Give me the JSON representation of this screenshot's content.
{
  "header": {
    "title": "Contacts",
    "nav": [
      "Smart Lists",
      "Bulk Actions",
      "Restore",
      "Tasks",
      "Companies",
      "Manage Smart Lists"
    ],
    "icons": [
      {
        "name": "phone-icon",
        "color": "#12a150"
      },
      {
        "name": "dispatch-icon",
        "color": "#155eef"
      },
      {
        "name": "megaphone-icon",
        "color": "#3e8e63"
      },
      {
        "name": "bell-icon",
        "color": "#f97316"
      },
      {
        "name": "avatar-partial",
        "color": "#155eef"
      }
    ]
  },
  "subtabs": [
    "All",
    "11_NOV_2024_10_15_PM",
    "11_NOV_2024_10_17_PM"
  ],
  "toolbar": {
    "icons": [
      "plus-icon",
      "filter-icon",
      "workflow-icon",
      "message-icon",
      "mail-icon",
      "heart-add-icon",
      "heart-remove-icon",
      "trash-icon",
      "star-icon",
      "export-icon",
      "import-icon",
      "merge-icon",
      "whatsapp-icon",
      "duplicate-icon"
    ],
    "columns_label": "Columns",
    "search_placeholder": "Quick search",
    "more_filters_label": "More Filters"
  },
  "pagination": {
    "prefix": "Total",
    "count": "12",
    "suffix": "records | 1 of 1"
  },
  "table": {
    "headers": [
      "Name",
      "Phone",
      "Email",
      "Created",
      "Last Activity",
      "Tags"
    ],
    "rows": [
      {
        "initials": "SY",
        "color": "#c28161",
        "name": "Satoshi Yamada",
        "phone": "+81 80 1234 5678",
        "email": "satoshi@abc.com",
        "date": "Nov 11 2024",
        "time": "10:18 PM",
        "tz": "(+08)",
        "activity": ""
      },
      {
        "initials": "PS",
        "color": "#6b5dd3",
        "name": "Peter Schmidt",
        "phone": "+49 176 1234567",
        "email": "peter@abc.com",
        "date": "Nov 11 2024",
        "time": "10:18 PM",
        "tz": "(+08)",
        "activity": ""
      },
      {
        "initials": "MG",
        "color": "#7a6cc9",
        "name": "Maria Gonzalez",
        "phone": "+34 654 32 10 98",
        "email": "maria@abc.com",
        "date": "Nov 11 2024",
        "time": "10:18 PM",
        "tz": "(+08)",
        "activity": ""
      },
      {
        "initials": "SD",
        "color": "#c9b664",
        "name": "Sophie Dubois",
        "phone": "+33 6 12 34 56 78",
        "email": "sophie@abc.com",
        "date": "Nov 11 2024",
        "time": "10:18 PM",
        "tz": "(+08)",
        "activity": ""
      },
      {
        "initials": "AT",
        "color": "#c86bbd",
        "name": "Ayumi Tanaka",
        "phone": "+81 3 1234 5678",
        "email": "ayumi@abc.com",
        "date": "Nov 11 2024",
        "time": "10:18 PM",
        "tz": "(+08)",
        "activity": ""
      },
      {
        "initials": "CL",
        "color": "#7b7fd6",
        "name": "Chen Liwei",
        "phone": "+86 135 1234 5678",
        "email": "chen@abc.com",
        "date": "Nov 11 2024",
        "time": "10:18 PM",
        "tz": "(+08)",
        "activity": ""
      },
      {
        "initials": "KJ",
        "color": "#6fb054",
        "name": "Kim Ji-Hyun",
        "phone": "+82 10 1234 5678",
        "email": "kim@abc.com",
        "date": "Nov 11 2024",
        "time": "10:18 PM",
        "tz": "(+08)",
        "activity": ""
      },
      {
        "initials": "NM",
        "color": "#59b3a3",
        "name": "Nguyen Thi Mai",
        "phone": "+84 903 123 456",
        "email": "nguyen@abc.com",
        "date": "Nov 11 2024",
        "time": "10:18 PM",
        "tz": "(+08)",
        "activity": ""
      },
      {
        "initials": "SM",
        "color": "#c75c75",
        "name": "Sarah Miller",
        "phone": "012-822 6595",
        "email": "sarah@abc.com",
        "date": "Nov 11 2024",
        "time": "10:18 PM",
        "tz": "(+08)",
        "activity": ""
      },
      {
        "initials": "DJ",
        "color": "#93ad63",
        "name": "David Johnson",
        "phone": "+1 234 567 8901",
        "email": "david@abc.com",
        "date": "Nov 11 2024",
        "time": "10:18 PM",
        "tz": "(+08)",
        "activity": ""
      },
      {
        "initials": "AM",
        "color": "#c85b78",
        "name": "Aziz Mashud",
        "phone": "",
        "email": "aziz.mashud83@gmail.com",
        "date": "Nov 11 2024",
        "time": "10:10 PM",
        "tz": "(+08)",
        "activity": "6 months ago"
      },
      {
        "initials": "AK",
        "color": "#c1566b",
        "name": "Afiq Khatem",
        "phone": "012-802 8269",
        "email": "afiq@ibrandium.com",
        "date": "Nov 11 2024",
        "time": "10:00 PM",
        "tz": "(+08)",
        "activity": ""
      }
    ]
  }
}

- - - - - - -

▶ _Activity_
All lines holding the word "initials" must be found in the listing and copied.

▶ _Reply_
        "initials": "SY",
        "initials": "PS",
        "initials": "MG",
        "initials": "SD",
        "initials": "AT",
        "initials": "CL",
        "initials": "KJ",
        "initials": "NM",
        "initials": "SM",
        "initials": "DJ",
        "initials": "AM",
        "initials": "AK",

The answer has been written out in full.